** Data section follows **

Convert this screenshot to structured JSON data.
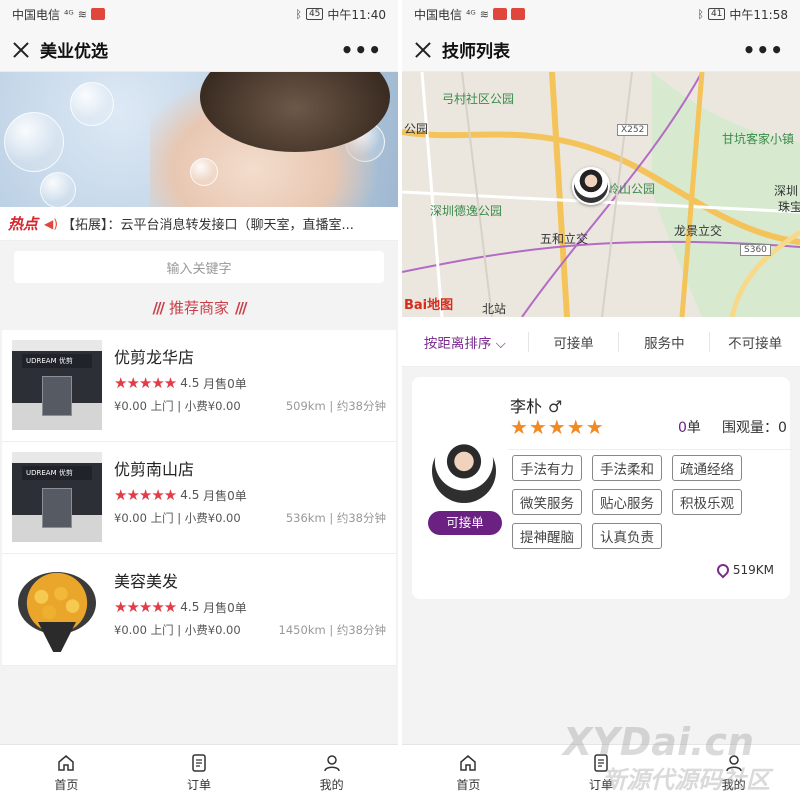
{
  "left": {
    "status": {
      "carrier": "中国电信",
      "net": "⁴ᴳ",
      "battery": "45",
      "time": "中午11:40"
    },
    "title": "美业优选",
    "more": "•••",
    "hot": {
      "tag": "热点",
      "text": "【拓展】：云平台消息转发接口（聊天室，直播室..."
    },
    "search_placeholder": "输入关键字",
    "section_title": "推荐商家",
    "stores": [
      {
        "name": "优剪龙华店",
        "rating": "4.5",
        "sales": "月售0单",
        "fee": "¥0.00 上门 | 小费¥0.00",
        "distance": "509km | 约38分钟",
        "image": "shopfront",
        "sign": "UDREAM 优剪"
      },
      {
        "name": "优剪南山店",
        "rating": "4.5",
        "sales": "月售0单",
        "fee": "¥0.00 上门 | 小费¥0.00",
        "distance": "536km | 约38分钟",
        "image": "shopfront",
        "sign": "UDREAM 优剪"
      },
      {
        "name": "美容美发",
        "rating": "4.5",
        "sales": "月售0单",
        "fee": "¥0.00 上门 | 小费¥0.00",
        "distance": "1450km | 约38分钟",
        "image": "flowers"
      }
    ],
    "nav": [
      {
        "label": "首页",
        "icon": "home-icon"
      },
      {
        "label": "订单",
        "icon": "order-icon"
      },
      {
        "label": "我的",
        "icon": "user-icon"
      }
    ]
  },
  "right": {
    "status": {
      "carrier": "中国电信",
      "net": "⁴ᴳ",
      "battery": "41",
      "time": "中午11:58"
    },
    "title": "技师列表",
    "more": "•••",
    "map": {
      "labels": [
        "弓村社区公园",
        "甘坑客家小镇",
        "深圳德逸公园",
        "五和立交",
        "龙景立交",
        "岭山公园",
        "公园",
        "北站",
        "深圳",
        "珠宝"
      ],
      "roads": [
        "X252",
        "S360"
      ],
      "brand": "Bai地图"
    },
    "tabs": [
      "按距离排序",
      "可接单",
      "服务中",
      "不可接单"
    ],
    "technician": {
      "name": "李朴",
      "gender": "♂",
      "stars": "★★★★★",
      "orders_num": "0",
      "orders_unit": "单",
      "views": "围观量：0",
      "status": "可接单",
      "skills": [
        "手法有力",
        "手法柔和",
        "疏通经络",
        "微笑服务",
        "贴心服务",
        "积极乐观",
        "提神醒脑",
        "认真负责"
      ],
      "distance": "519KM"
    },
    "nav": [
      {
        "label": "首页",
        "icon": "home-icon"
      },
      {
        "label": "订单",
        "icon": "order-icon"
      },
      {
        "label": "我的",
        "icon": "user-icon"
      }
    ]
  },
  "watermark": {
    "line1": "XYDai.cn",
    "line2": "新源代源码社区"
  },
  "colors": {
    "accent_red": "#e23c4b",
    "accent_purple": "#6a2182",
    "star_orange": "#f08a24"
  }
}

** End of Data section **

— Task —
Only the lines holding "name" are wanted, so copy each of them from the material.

— Response —
        "name": "优剪龙华店",
        "name": "优剪南山店",
        "name": "美容美发",
      "name": "李朴",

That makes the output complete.